CAPTAIN AMERICA! 1975 Original Comic Art! Frank Robbins Strikes! Falcon! Marvel!

Here's another piece of indelible art from my own collection! Below is a pulse-pounding page (pencilled by fearless Frank Robbins), as seen within the memorable CAPTAIN AMERICA #190, from the sizzling summer of '75! Robbins was a controversial artist then, in those days when the comics characters had an established "look" (as opposed to today, where anything goes), so many fans were less than thrilled over his wild lay-outs, dizzying sense of motion, and rubbery, dynamic figures! Like him or no, he's not helped here by the anemic inks by Vince Colletta (did somebody say "controversial?") on this page, but…Just click below to enlarge!

Above, left: The original '75 artwork from CAP #190, by Frank Robbins
and Vince Colletta, and how it appeared (right) in the actual comic!

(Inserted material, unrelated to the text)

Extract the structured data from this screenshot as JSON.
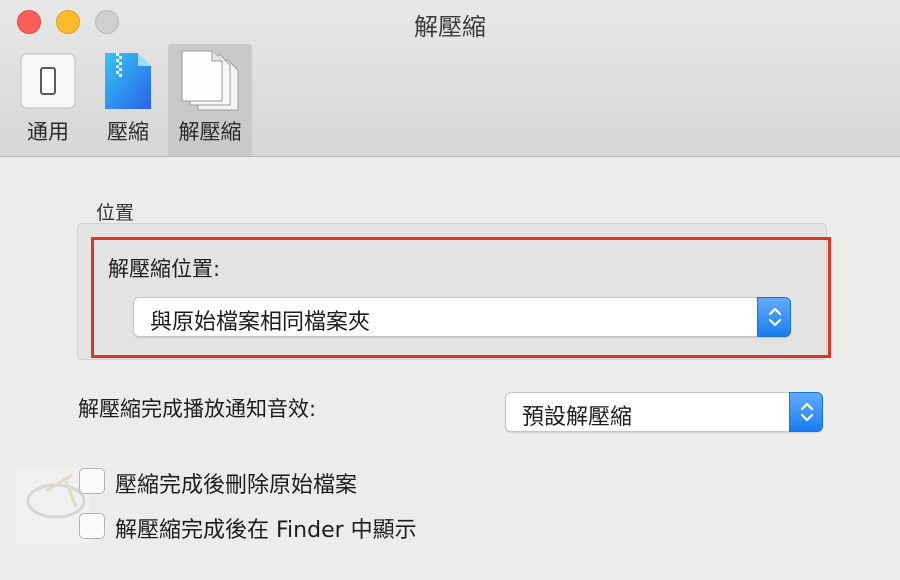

Above: The artwork, as displayed in my own home!
You can view that 1979 ANT-MAN cover here!


BONUS! Click below to enlarge the captivating cover that housed the above awesome art!

Above, left: The cover art to 1975's CAPTAIN AMERICA #190, by Gil Kane
and Joe Sinnott! Also, note the many uses of this amazing art, appearing

on a 70s  "Slurpee" cup and a drinking glass, both from the 7-11 folks!


3 comments:

david_b said...

Yep, I was one of the thousands who couldn't stand Robbins. I vividly recall being thankful Trimpe came in for ish 184, SAL in 188, before the King finally took over in ish 193.

I personally would like to have been a fly on the wall when the Editors told Frank he had to go.

But the CA&F cover was a nice one, especially for the glass art.

Still hoping to buy one on eBay soon, haven't thought about it in a while.

Al Bigley said...

Yep, could not STAND Robbins then.

Now? I think he was close to genius…

Al Bigley

Ben Herman said...

Al, I suspect that many people had similar experiences with Frank Robbins' artwork. Certainly that is true for me. When I was a teenager in the 1990s buying up a great many Bronze Age back issues, including The Invaders and Captain America, at comic conventions, I really did not like Robbins' work. Then as I got older I started to develop an appreciation for it. Eventually I became a fan of Robbins. He may not have been especially well-suited to superheroes, but he did some absolutely amazing work on Batman, horror, mystery, war, Westerns and even humor stories.